  29. General Guidelines • NSAIDs, glucocorticoidjoint injection, and/or low-dose prednisone may be considered for control of symptoms. • The majority of patients with newly diagnosed RA should be started on DMARD therapy within 3 months of diagnosis.

  30. General Guidelines • DMARD control not cure so periodic assessment is required for efficacy & SE & therapy modification. • If disease activity is confined to one or a few joints, then local glucocorticoid injection may help. For patients with severe symptoms, systemic glucocorticoids may need to be initiated, or the dosage may need to be increased, for a short period of time. • Try to avoid narcotic addiction.

  31. Common DMARD

  32. General Guidelines • Pharmacologic therapy for RA often consists of combinations of NSAIDs, DMARDs, and/or glucocorticoids.

  33. NSAIDs • These agents have analgesic and antiinflammatory properties but do not alter the course of the disease or prevent joint destruction, so not used alone. • Choice of available agents is based on considerations of efficacy, safety, convenience, and cost. • Selective vr non-selective, no difference, cost.

  34. Risk factors for NSADs SE • advanced age. • history of ulcer. • concomitant use of corticosteroids or anticoagulants • higher dosage of NSAID • use of multiple NSAIDs • serious underlying disease

  35. Approaches to reduce SE • use of low-dose prednisone instead of an NSAID, • use of a nonacetylatedsalicylate, • use of a highly selective COX-2 inhibitor, • or use of a combination of an NSAID and a gastroprotective agent as: H2 blocker, PPI, PG analogue

  36. DMARDs • hydroxychloroquine (HCQ), • sulfasalazine (SSZ), • methotrexate (MTX), • leflunomide • etanercept • infliximab. • azathioprine (AZA) • D-penicillamine (D-Pen) • gold salts • minocycline • cyclosporine.

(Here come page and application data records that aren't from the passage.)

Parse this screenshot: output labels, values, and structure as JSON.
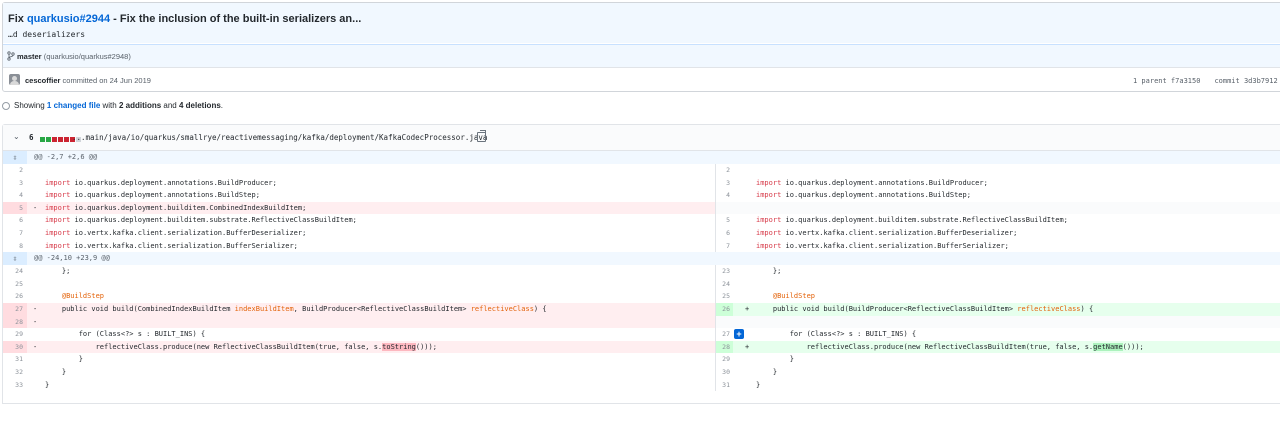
{
  "commit": {
    "title_prefix": "Fix ",
    "issue_ref": "quarkusio#2944",
    "title_suffix": " - Fix the inclusion of the built-in serializers an...",
    "description": "…d deserializers",
    "branch_name": "master",
    "branch_ref": "(quarkusio/quarkus#2948)",
    "author": "cescoffier",
    "committed_text": " committed on 24 Jun 2019",
    "parents_label": "1 parent f7a3150",
    "commit_label": "commit 3d3b7912"
  },
  "summary": {
    "prefix": "Showing ",
    "changed_files": "1 changed file",
    "mid": " with ",
    "additions": "2 additions",
    "and": " and ",
    "deletions": "4 deletions",
    "suffix": "."
  },
  "file": {
    "change_count": "6",
    "diffstat": [
      "add",
      "add",
      "del",
      "del",
      "del",
      "del"
    ],
    "path": "...main/java/io/quarkus/smallrye/reactivemessaging/kafka/deployment/KafkaCodecProcessor.java"
  },
  "hunks": [
    "@@ -2,7 +2,6 @@",
    "@@ -24,10 +23,9 @@"
  ],
  "lines": {
    "h1": [
      {
        "l": "2",
        "r": "2",
        "type": "ctx",
        "code": ""
      },
      {
        "l": "3",
        "r": "3",
        "type": "ctx",
        "code": "import io.quarkus.deployment.annotations.BuildProducer;"
      },
      {
        "l": "4",
        "r": "4",
        "type": "ctx",
        "code": "import io.quarkus.deployment.annotations.BuildStep;"
      },
      {
        "l": "5",
        "r": "",
        "type": "del",
        "code": "import io.quarkus.deployment.builditem.CombinedIndexBuildItem;"
      },
      {
        "l": "6",
        "r": "5",
        "type": "ctx",
        "code": "import io.quarkus.deployment.builditem.substrate.ReflectiveClassBuildItem;"
      },
      {
        "l": "7",
        "r": "6",
        "type": "ctx",
        "code": "import io.vertx.kafka.client.serialization.BufferDeserializer;"
      },
      {
        "l": "8",
        "r": "7",
        "type": "ctx",
        "code": "import io.vertx.kafka.client.serialization.BufferSerializer;"
      }
    ],
    "h2": {
      "l24": "24",
      "r23": "23",
      "c24": "    };",
      "l25": "25",
      "r24": "24",
      "l26": "26",
      "r25": "25",
      "c26": "    @BuildStep",
      "l27": "27",
      "r26": "26",
      "del27a": "    public void build(CombinedIndexBuildItem ",
      "del27b": "indexBuildItem",
      "del27c": ", BuildProducer<ReflectiveClassBuildItem> ",
      "del27d": "reflectiveClass",
      "del27e": ") {",
      "add26a": "    public void build(BuildProducer<ReflectiveClassBuildItem> ",
      "add26b": "reflectiveClass",
      "add26c": ") {",
      "l28": "28",
      "l29": "29",
      "r27": "27",
      "c29": "        for (Class<?> s : BUILT_INS) {",
      "l30": "30",
      "r28": "28",
      "del30a": "            reflectiveClass.produce(new ReflectiveClassBuildItem(true, false, s.",
      "del30b": "toString",
      "del30c": "()));",
      "add28a": "            reflectiveClass.produce(new ReflectiveClassBuildItem(true, false, s.",
      "add28b": "getName",
      "add28c": "()));",
      "l31": "31",
      "r29": "29",
      "c31": "        }",
      "l32": "32",
      "r30": "30",
      "c32": "    }",
      "l33": "33",
      "r31": "31",
      "c33": "}"
    }
  },
  "signs": {
    "del": "-",
    "add": "+"
  },
  "icons": {
    "collapse": "chevron-down-icon",
    "expand": "unfold-icon",
    "copy": "clipboard-icon",
    "branch": "git-branch-icon",
    "add_comment": "plus-icon"
  },
  "colors": {
    "accent": "#0366d6",
    "add": "#28a745",
    "del": "#cb2431"
  }
}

  37. Many factors influence the choice of DMARD • relative efficacy • Convenience of administration, • requirements of the monitoring program, • costs of the medication and monitoring • time until expected benefit • frequency • seriousness of adverse reactions. • Patient factors (compliance, diseases, prognosis, pregnancy/lactation).

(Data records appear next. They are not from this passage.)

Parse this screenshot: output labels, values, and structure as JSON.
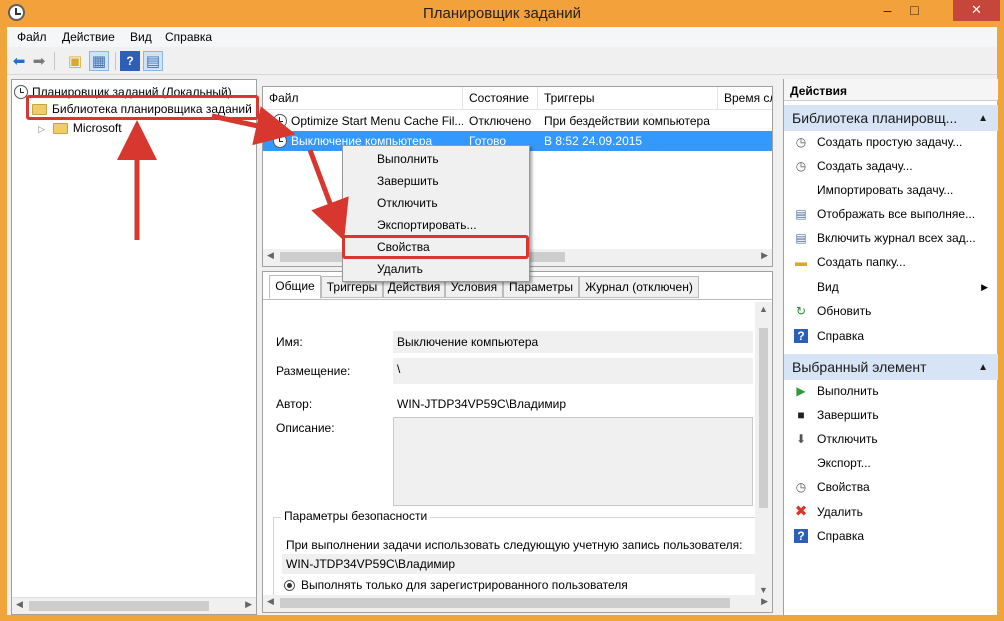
{
  "window": {
    "title": "Планировщик заданий",
    "minimize": "–",
    "maximize": "□",
    "close": "✕"
  },
  "menubar": [
    "Файл",
    "Действие",
    "Вид",
    "Справка"
  ],
  "tree": {
    "root": "Планировщик заданий (Локальный)",
    "library": "Библиотека планировщика заданий",
    "microsoft": "Microsoft"
  },
  "tasklist": {
    "columns": [
      "Файл",
      "Состояние",
      "Триггеры",
      "Время сл"
    ],
    "rows": [
      {
        "name": "Optimize Start Menu Cache Fil...",
        "status": "Отключено",
        "trigger": "При бездействии компьютера"
      },
      {
        "name": "Выключение компьютера",
        "status": "Готово",
        "trigger": "В 8:52 24.09.2015"
      }
    ]
  },
  "context_menu": [
    "Выполнить",
    "Завершить",
    "Отключить",
    "Экспортировать...",
    "Свойства",
    "Удалить"
  ],
  "details": {
    "tabs": [
      "Общие",
      "Триггеры",
      "Действия",
      "Условия",
      "Параметры",
      "Журнал (отключен)"
    ],
    "name_label": "Имя:",
    "name_value": "Выключение компьютера",
    "location_label": "Размещение:",
    "location_value": "\\",
    "author_label": "Автор:",
    "author_value": "WIN-JTDP34VP59C\\Владимир",
    "description_label": "Описание:",
    "security_title": "Параметры безопасности",
    "security_text": "При выполнении задачи использовать следующую учетную запись пользователя:",
    "security_account": "WIN-JTDP34VP59C\\Владимир",
    "security_option": "Выполнять только для зарегистрированного пользователя"
  },
  "actions": {
    "title": "Действия",
    "section1": "Библиотека планировщ...",
    "items1": [
      "Создать простую задачу...",
      "Создать задачу...",
      "Импортировать задачу...",
      "Отображать все выполняе...",
      "Включить журнал всех зад...",
      "Создать папку...",
      "Вид",
      "Обновить",
      "Справка"
    ],
    "section2": "Выбранный элемент",
    "items2": [
      "Выполнить",
      "Завершить",
      "Отключить",
      "Экспорт...",
      "Свойства",
      "Удалить",
      "Справка"
    ]
  },
  "colors": {
    "accent": "#f3a13b",
    "selection": "#3399ff",
    "annotation": "#d8372f",
    "section_bg": "#d6e4f5"
  }
}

  38. DMARDs • HCQ or SSZ first, • active disease or poor prognosis, MTX or combination therapy. • MTX alone or in combination should be included in patient with no MTX. • HCQ is indicated for milder disease, no monitoring (ophtha exam). • SSZ act more quickly, start gradually, watch for leucopoenia.

  39. DMARDs • Most select MTX as initial therapy esp. in severely active disease, CI: liver disease, renal impairment, lung disease, or alcohol abuse, monitor liver fx, contraception is recommended. • leflunomide as an alternative to MTX as monotherapy, especially for patients who cannot tolerate MTX, long t1/2, can be combined e MTX for max effect.

  40. DMARDs • AZA is rarely used • D-Pen is effective but its use is limited, in part, by an inconvenient dosing schedule.

  41. DMARDs • IM gold treatment is effective but injections are required every week for 22 weeks before less-frequent maintenance dosing is initiated, oral gold need 6 m to be effective. • Tetracyclines(minocycline), may be effective, needs more research. • Cyclosporine is beneficial as monotherapy and has short-term efficacy similar to that of D-Pen. The use of cyclosporine, however, has been limited by its toxicity, HTN & renal toxicity.